■ **EXCERPTED DATA**:
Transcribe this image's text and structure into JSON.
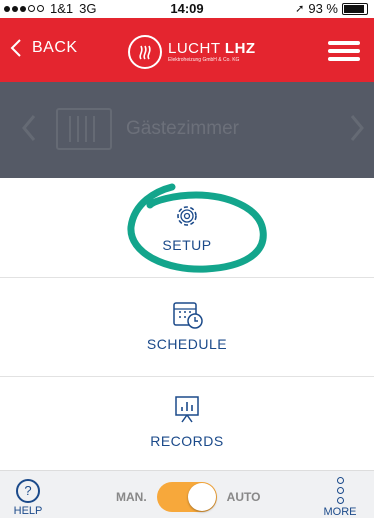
{
  "status_bar": {
    "carrier": "1&1",
    "network": "3G",
    "time": "14:09",
    "battery": "93 %"
  },
  "header": {
    "back_label": "BACK",
    "logo_name": "LUCHT",
    "logo_brand": "LHZ",
    "logo_sub": "Elektroheizung GmbH & Co. KG"
  },
  "room": {
    "name": "Gästezimmer"
  },
  "menu_items": [
    {
      "label": "SETUP",
      "icon": "gear-icon"
    },
    {
      "label": "SCHEDULE",
      "icon": "calendar-clock-icon"
    },
    {
      "label": "RECORDS",
      "icon": "chart-board-icon"
    }
  ],
  "bottom": {
    "help": "HELP",
    "mode_man": "MAN.",
    "mode_auto": "AUTO",
    "mode_auto_on": true,
    "more": "MORE"
  },
  "colors": {
    "header": "#e4252f",
    "room_bar": "#555a66",
    "label": "#1b4a8a",
    "toggle": "#f7a83b",
    "annotation": "#13a58c"
  }
}
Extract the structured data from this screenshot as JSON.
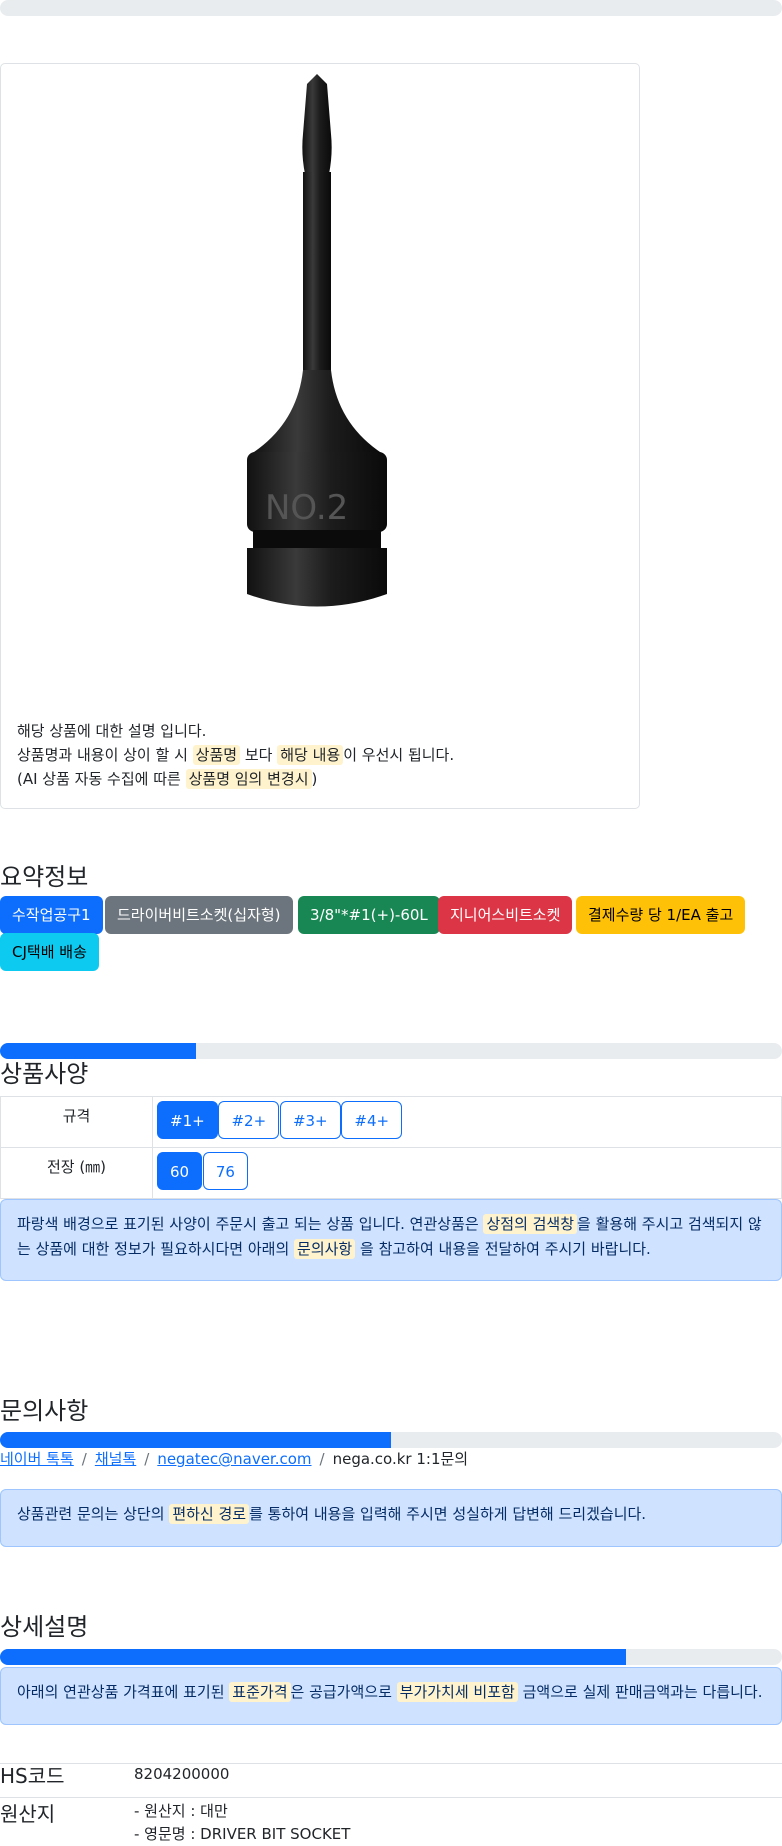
{
  "top_progress": {
    "value": 0
  },
  "card": {
    "lines": [
      "해당 상품에 대한 설명 입니다.",
      "상품명과 내용이 상이 할 시",
      "상품명",
      "보다",
      "해당 내용",
      "이 우선시 됩니다.",
      "(AI 상품 자동 수집에 따른",
      "상품명 임의 변경시",
      ")"
    ],
    "image_label": "NO.2"
  },
  "summary": {
    "title": "요약정보",
    "badges": [
      "수작업공구1",
      "드라이버비트소켓(십자형)",
      "3/8\"*#1(+)-60L",
      "지니어스비트소켓",
      "결제수량 당 1/EA 출고",
      "CJ택배 배송"
    ]
  },
  "spec": {
    "progress": 0.25,
    "title": "상품사양",
    "rows": [
      {
        "label": "규격",
        "options": [
          "#1+",
          "#2+",
          "#3+",
          "#4+"
        ],
        "selected": 0
      },
      {
        "label": "전장 (㎜)",
        "options": [
          "60",
          "76"
        ],
        "selected": 0
      }
    ],
    "notice": {
      "pre": "파랑색 배경으로 표기된 사양이 주문시 출고 되는 상품 입니다. 연관상품은",
      "hl1": "상점의 검색창",
      "mid": "을 활용해 주시고 검색되지 않는 상품에 대한 정보가 필요하시다면 아래의",
      "hl2": "문의사항",
      "post": "을 참고하여 내용을 전달하여 주시기 바랍니다."
    }
  },
  "inquiry": {
    "title": "문의사항",
    "progress": 0.5,
    "links": [
      "네이버 톡톡",
      "채널톡",
      "negatec@naver.com"
    ],
    "last": "nega.co.kr 1:1문의",
    "notice": {
      "pre": "상품관련 문의는 상단의",
      "hl": "편하신 경로",
      "post": "를 통하여 내용을 입력해 주시면 성실하게 답변해 드리겠습니다."
    }
  },
  "detail": {
    "title": "상세설명",
    "progress": 0.8,
    "notice": {
      "pre": "아래의 연관상품 가격표에 표기된",
      "hl1": "표준가격",
      "mid": "은 공급가액으로",
      "hl2": "부가가치세 비포함",
      "post": "금액으로 실제 판매금액과는 다릅니다."
    },
    "hs_label": "HS코드",
    "hs_value": "8204200000",
    "origin_label": "원산지",
    "origin_lines": [
      "- 원산지 : 대만",
      "- 영문명 : DRIVER BIT SOCKET"
    ]
  },
  "colors": {
    "primary": "#0d6efd",
    "secondary": "#6c757d",
    "success": "#198754",
    "danger": "#dc3545",
    "warning": "#ffc107",
    "info": "#0dcaf0",
    "alert_bg": "#cfe2ff",
    "highlight": "#fff3cd"
  }
}
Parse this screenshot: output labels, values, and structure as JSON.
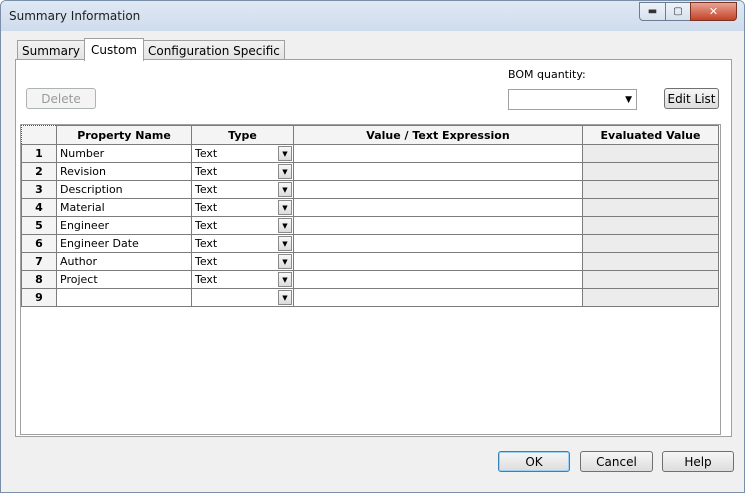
{
  "window": {
    "title": "Summary Information"
  },
  "tabs": [
    {
      "label": "Summary"
    },
    {
      "label": "Custom"
    },
    {
      "label": "Configuration Specific"
    }
  ],
  "toolbar": {
    "delete_label": "Delete",
    "bom_quantity_label": "BOM quantity:",
    "bom_quantity_value": "",
    "edit_list_label": "Edit List"
  },
  "table": {
    "headers": [
      "",
      "Property Name",
      "Type",
      "Value / Text Expression",
      "Evaluated Value"
    ],
    "rows": [
      {
        "num": "1",
        "name": "Number",
        "type": "Text",
        "value": "",
        "evaluated": ""
      },
      {
        "num": "2",
        "name": "Revision",
        "type": "Text",
        "value": "",
        "evaluated": ""
      },
      {
        "num": "3",
        "name": "Description",
        "type": "Text",
        "value": "",
        "evaluated": ""
      },
      {
        "num": "4",
        "name": "Material",
        "type": "Text",
        "value": "",
        "evaluated": ""
      },
      {
        "num": "5",
        "name": "Engineer",
        "type": "Text",
        "value": "",
        "evaluated": ""
      },
      {
        "num": "6",
        "name": "Engineer Date",
        "type": "Text",
        "value": "",
        "evaluated": ""
      },
      {
        "num": "7",
        "name": "Author",
        "type": "Text",
        "value": "",
        "evaluated": ""
      },
      {
        "num": "8",
        "name": "Project",
        "type": "Text",
        "value": "",
        "evaluated": ""
      },
      {
        "num": "9",
        "name": "",
        "type": "",
        "value": "",
        "evaluated": ""
      }
    ]
  },
  "buttons": {
    "ok": "OK",
    "cancel": "Cancel",
    "help": "Help"
  }
}
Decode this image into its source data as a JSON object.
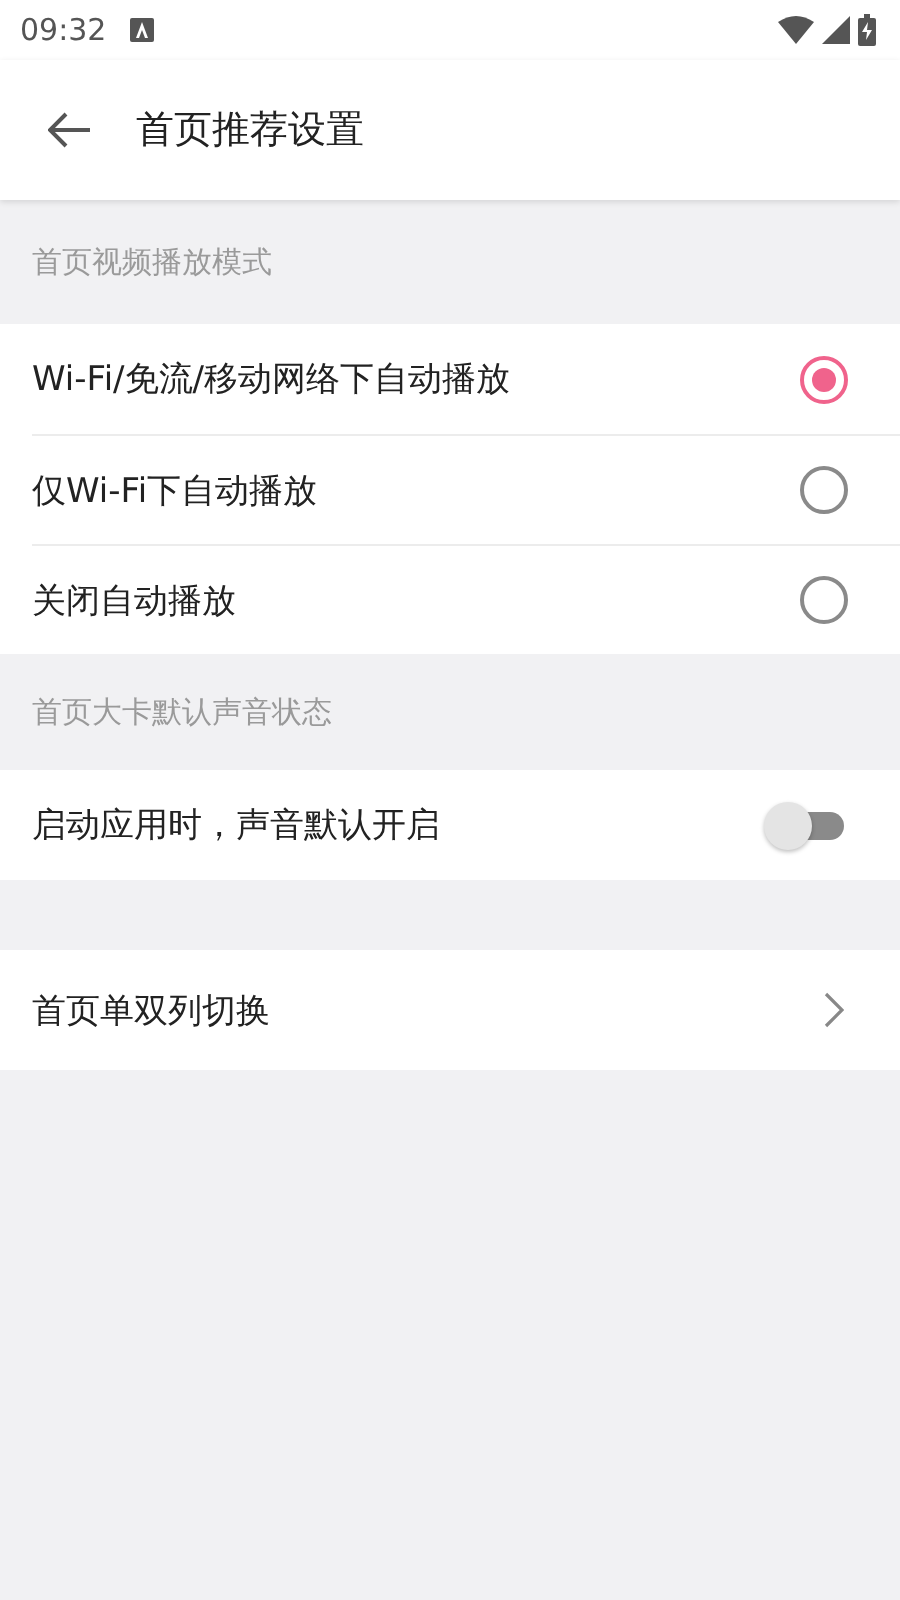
{
  "status_bar": {
    "time": "09:32"
  },
  "app_bar": {
    "title": "首页推荐设置"
  },
  "sections": [
    {
      "header": "首页视频播放模式",
      "items": [
        {
          "kind": "radio",
          "label": "Wi-Fi/免流/移动网络下自动播放",
          "selected": true
        },
        {
          "kind": "radio",
          "label": "仅Wi-Fi下自动播放",
          "selected": false
        },
        {
          "kind": "radio",
          "label": "关闭自动播放",
          "selected": false
        }
      ]
    },
    {
      "header": "首页大卡默认声音状态",
      "items": [
        {
          "kind": "toggle",
          "label": "启动应用时，声音默认开启",
          "on": false
        }
      ]
    },
    {
      "items": [
        {
          "kind": "nav",
          "label": "首页单双列切换"
        }
      ]
    }
  ]
}
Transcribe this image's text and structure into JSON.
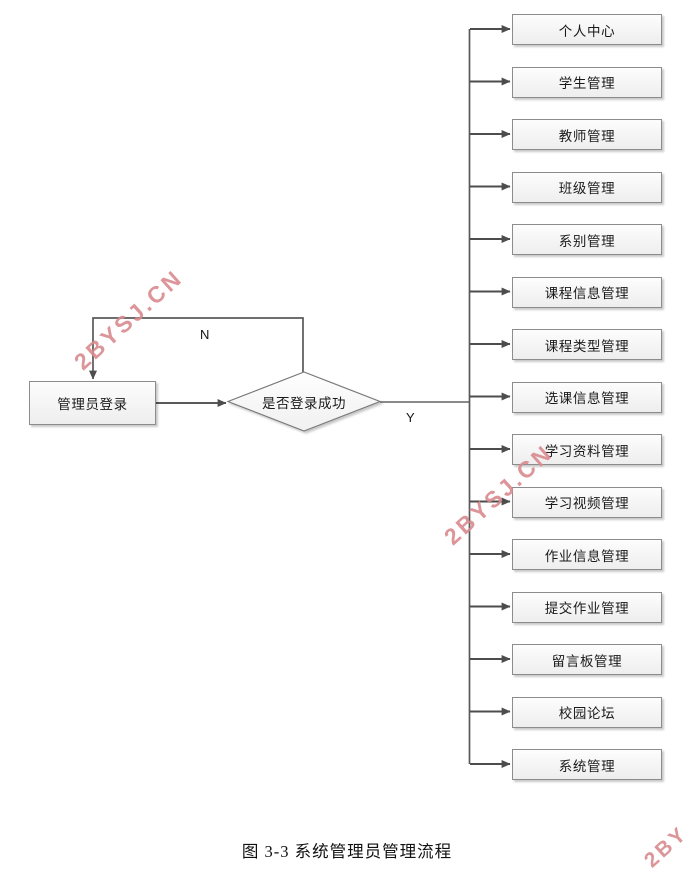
{
  "diagram": {
    "caption": "图 3-3  系统管理员管理流程",
    "start": {
      "label": "管理员登录"
    },
    "decision": {
      "label": "是否登录成功"
    },
    "edge_labels": {
      "no": "N",
      "yes": "Y"
    },
    "menu_items": [
      {
        "label": "个人中心"
      },
      {
        "label": "学生管理"
      },
      {
        "label": "教师管理"
      },
      {
        "label": "班级管理"
      },
      {
        "label": "系别管理"
      },
      {
        "label": "课程信息管理"
      },
      {
        "label": "课程类型管理"
      },
      {
        "label": "选课信息管理"
      },
      {
        "label": "学习资料管理"
      },
      {
        "label": "学习视频管理"
      },
      {
        "label": "作业信息管理"
      },
      {
        "label": "提交作业管理"
      },
      {
        "label": "留言板管理"
      },
      {
        "label": "校园论坛"
      },
      {
        "label": "系统管理"
      }
    ],
    "colors": {
      "line": "#595959",
      "node_border": "#8c8c8c",
      "node_fill": "#f6f6f6",
      "watermark": "#d98a8f",
      "text": "#1a1a1a"
    }
  },
  "watermarks": [
    {
      "text": "2BYSJ.CN"
    },
    {
      "text": "2BYSJ.CN"
    },
    {
      "text": "2BY"
    }
  ]
}
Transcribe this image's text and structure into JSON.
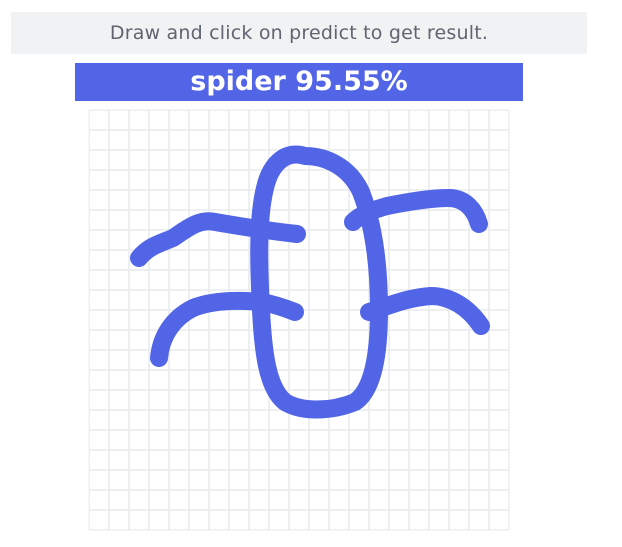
{
  "instruction": {
    "text": "Draw and click on predict to get result."
  },
  "result": {
    "label": "spider 95.55%"
  },
  "canvas": {
    "grid_color": "#e9eaec",
    "stroke_color": "#5165e6"
  },
  "colors": {
    "accent": "#5165e6",
    "instruction_bg": "#f1f2f3",
    "instruction_text": "#5f6570"
  }
}
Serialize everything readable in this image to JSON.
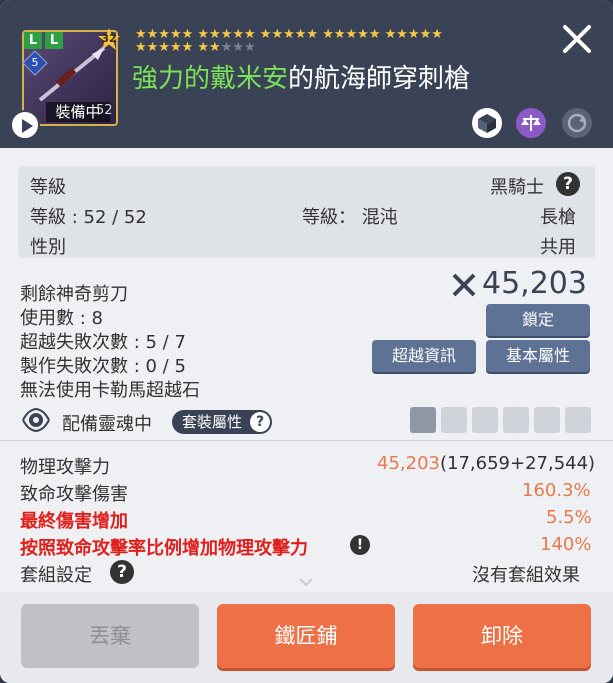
{
  "header": {
    "stars_on": "★★★★★ ★★★★★ ★★★★★ ★★★★★ ★★★★★ ★★★★★ ★★",
    "stars_off": "★★★",
    "title_prefix": "強力的戴米安",
    "title_rest": "的航海師穿刺槍",
    "item_level": "32",
    "item_tier": "5",
    "equip_label": "裝備中",
    "equip_num": "52",
    "tag_l1": "L",
    "tag_l2": "L",
    "close_icon": "close-icon"
  },
  "info": {
    "level_label": "等級",
    "job": "黑騎士",
    "level_value": "等級 : 52 / 52",
    "grade": "等級： 混沌",
    "weapon_type": "長槍",
    "gender_label": "性別",
    "gender_value": "共用"
  },
  "stats": {
    "scissors": "剩餘神奇剪刀",
    "uses": "使用數 : 8",
    "exceed_fail": "超越失敗次數 : 5 / 7",
    "craft_fail": "製作失敗次數 : 0 / 5",
    "no_karma": "無法使用卡勒馬超越石",
    "power": "45,203"
  },
  "buttons": {
    "lock": "鎖定",
    "exceed_info": "超越資訊",
    "basic_attr": "基本屬性",
    "discard": "丟棄",
    "smith": "鐵匠鋪",
    "unequip": "卸除"
  },
  "soul": {
    "label": "配備靈魂中",
    "set_attr": "套裝屬性"
  },
  "attributes": [
    {
      "label": "物理攻擊力",
      "value": "45,203",
      "extra": "(17,659+27,544)"
    },
    {
      "label": "致命攻擊傷害",
      "value": "160.3%"
    },
    {
      "label": "最終傷害增加",
      "value": "5.5%"
    },
    {
      "label": "按照致命攻擊率比例增加物理攻擊力",
      "value": "140%"
    },
    {
      "label": "套組設定",
      "value": "沒有套組效果"
    }
  ],
  "colors": {
    "accent_orange": "#ee7046",
    "header_bg": "#3a4356",
    "red_text": "#e0201c"
  }
}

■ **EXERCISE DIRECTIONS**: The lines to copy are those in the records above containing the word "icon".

■ **YOUR SOLUTION**:
      "icon": "gear-icon"
      "icon": "calendar-clock-icon"
      "icon": "chart-board-icon"
    "close_icon": "close-icon"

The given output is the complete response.